In fact, it was this that spurred on NHS BSA to opt for cloud-based services. Suter explained:
The 14 cloud security principles unlocked the gates because it said ‘if you follow these guidelines then you’re absolutely fine’. This has since been backed up with the NHS Digital’s cloud computing guidance document which confirmed public cloud is cleared for use by NHS organisations. This opened the doors further, it said ‘it’s your responsibility, your data, do what you want within reason’.
But this NHS guidance, published in January, has come later than guidance for central government, and this means that it is still behind on cloud adoption.
With central government I think you’ve hit the tipping point as all of the foundation pieces are in, and you have customers who are either lifting and shifting mission systems to the cloud or replatforming mission systems to the cloud, and there are enough examples out there that other organisations can replicate.
But with the NHS, I think that wave is still coming in because they didn’t use the central government cloud policy and they had unique data localisation requirements. The same goes for policing.
Apples versus Oranges
Suter explained that from a technology point of view there are very low barriers to adopting cloud, but one of the biggest issues has been getting to grips with the financial side of things; moving from a Capex to Opex mindset. He said:
A two-year fixed contract for X amount of money is not the same as a scalable cloud system with peaks and troughs that you can’t predict as much, you can’t budget the same way.
The complexity of pricing has also proved a challenge for the University of York, with its CIO Heidi Fraser Krauss explaining that a simple tick of the box can see prices shooting up on AWS.
It’s not just pricing that requires a different mindset, but also the way staff work, if an organisation was to go all-in with cloud, according to Suter. He said:

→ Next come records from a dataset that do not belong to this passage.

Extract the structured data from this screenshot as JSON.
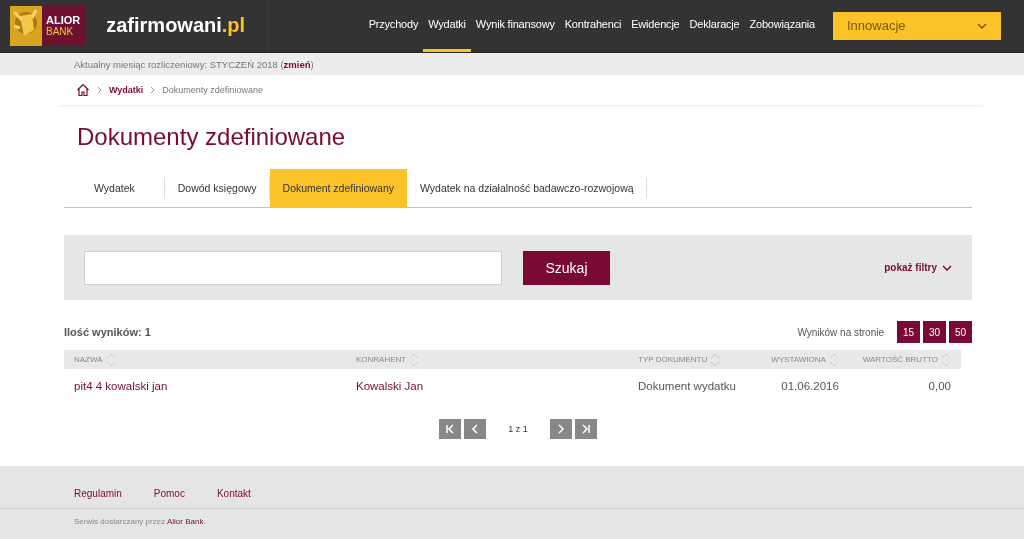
{
  "header": {
    "logo": {
      "line1": "ALIOR",
      "line2": "BANK"
    },
    "site": {
      "name": "zafirmowani",
      "suffix": ".pl"
    },
    "nav": [
      {
        "label": "Przychody",
        "selected": false
      },
      {
        "label": "Wydatki",
        "selected": true
      },
      {
        "label": "Wynik finansowy",
        "selected": false
      },
      {
        "label": "Kontrahenci",
        "selected": false
      },
      {
        "label": "Ewidencje",
        "selected": false
      },
      {
        "label": "Deklaracje",
        "selected": false
      },
      {
        "label": "Zobowiązania",
        "selected": false
      }
    ],
    "dropdown": {
      "value": "Innowacje"
    }
  },
  "period_bar": {
    "text": "Aktualny miesiąc rozliczeniowy: STYCZEŃ 2018 (",
    "link": "zmień",
    "after": ")"
  },
  "breadcrumb": [
    {
      "label": "Wydatki"
    },
    {
      "label": "Dokumenty zdefiniowane"
    }
  ],
  "title": "Dokumenty zdefiniowane",
  "tabs": [
    {
      "label": "Wydatek",
      "selected": false
    },
    {
      "label": "Dowód księgowy",
      "selected": false
    },
    {
      "label": "Dokument zdefiniowany",
      "selected": true
    },
    {
      "label": "Wydatek na działalność badawczo-rozwojową",
      "selected": false
    }
  ],
  "search": {
    "button": "Szukaj",
    "filters": "pokaż filtry"
  },
  "results": {
    "count": "Ilość wyników: 1",
    "per_page_label": "Wyników na stronie",
    "per_page": [
      "15",
      "30",
      "50"
    ]
  },
  "table": {
    "columns": [
      {
        "label": "NAZWA",
        "kind": "link"
      },
      {
        "label": "KONRAHENT",
        "kind": "link"
      },
      {
        "label": "TYP DOKUMENTU",
        "kind": "text"
      },
      {
        "label": "WYSTAWIONA",
        "kind": "number"
      },
      {
        "label": "WARTOŚĆ BRUTTO",
        "kind": "number"
      }
    ],
    "rows": [
      {
        "cells": [
          "pit4 4 kowalski jan",
          "Kowalski Jan",
          "Dokument wydatku",
          "01.06.2016",
          "0,00"
        ]
      }
    ]
  },
  "pagination": {
    "label": "1 z 1"
  },
  "footer": {
    "links": [
      "Regulamin",
      "Pomoc",
      "Kontakt"
    ],
    "text": "Serwis dostarczany przez ",
    "link": "Alior Bank",
    "after": "."
  }
}
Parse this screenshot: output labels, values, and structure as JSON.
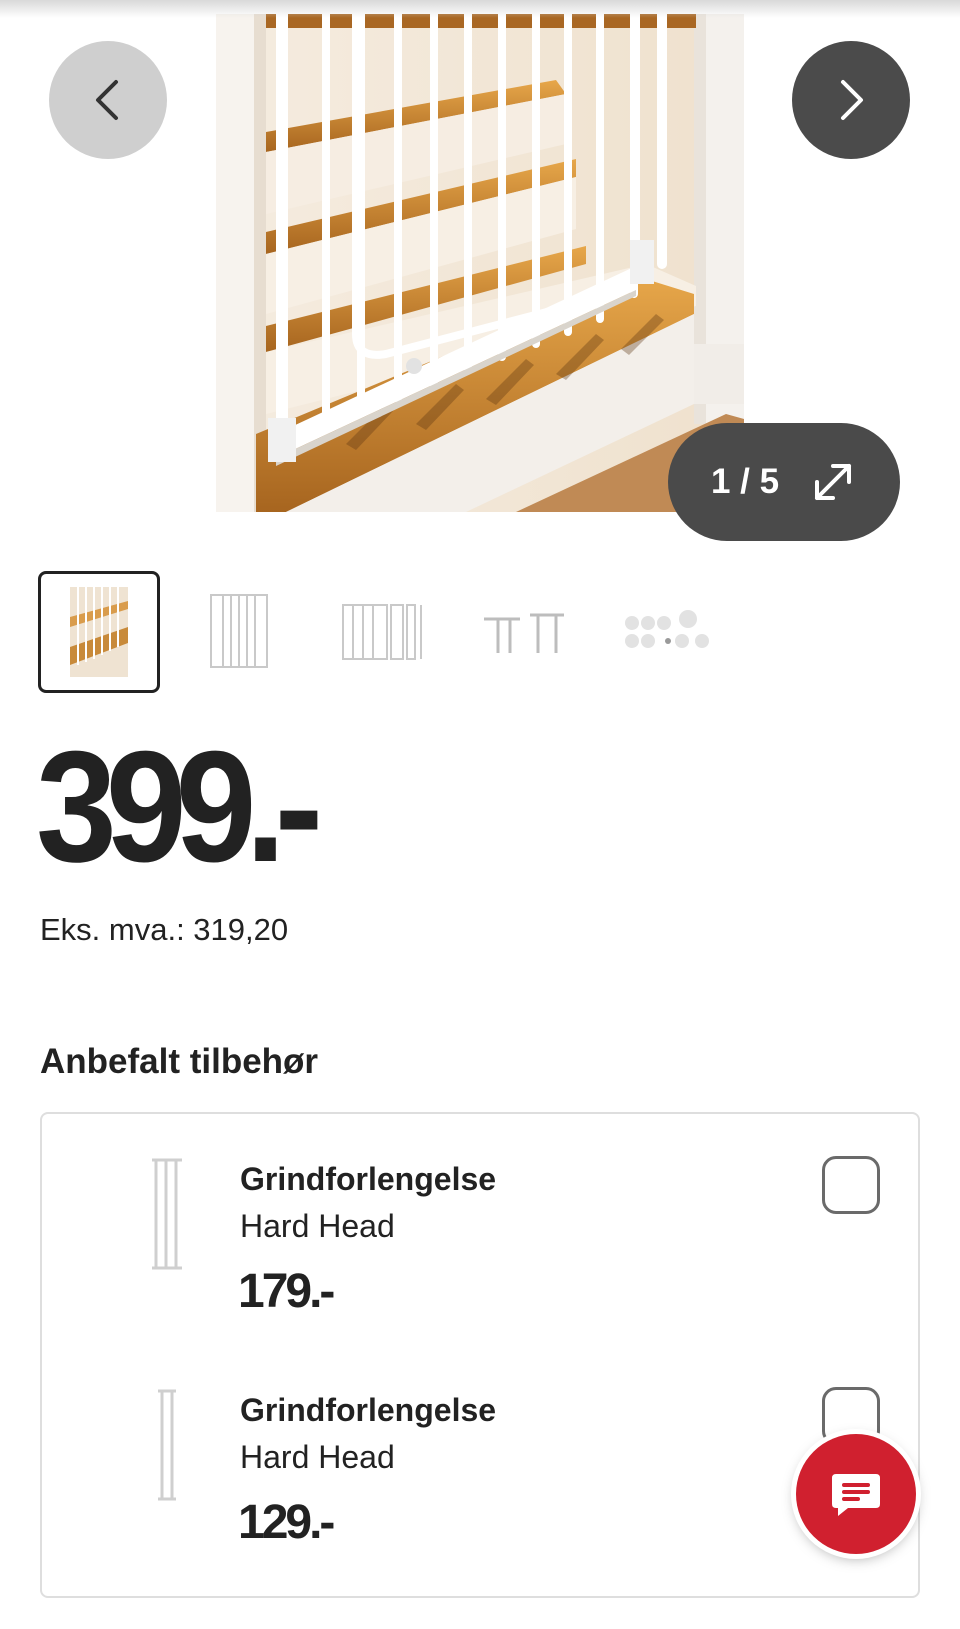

It’s a big mindset shift as we can’t work for two to three months to get something to turn up – we can spin things up in a matter of minutes and services can be provisioned. The development teams would be taking an agile mindset and agile process in releasing applications.
Taking a step back from this, Darren Curry, chief digital officer at NHS BSA said that the key to cloud adoption was not to compare cloud with on-premise as they’re not like for like. He explained:
They’re two different things and you have to look at it that way. It’s about the speed with which you can deploy something and the wider benefits that it gives to deliver new projects and value to the user more quickly. Where as a managed service has to be created and right from day one with incremental changes.
It’s not just about cost, or in terms of compute power over the lifecycle – you can’t compare the two, they’re two different products.
But while they may be different products, some of the same issues could remain.
Krauss told delegates at AWS Summit that one of the key challenges with cloud was the idea that it was ‘plug and play’. She said:
You’re not going to move vendor, you are going to be locked in to some degree and therefore you need to make the right choice about who your partner is, you are not going to move every year or so.
In contrast, NHS BSA hopes that it can build an environment in which it can switch cloud providers when it wants to – within reason. Suter explained:
As long as you’ve built your environment as agnostically as possible, it should be straightforward.
The fact that there are now clear use cases, demonstrable successes (and failures) bodes well for the UK public sector – and what’s more, AWS’ Hayman and Peterson believe that the UK is ahead of the US in the public sector in the way that cloud is being used. It’s not just merely being used as a hosting mechanism, but in new ways that meet the demands of the specific government organisations in question.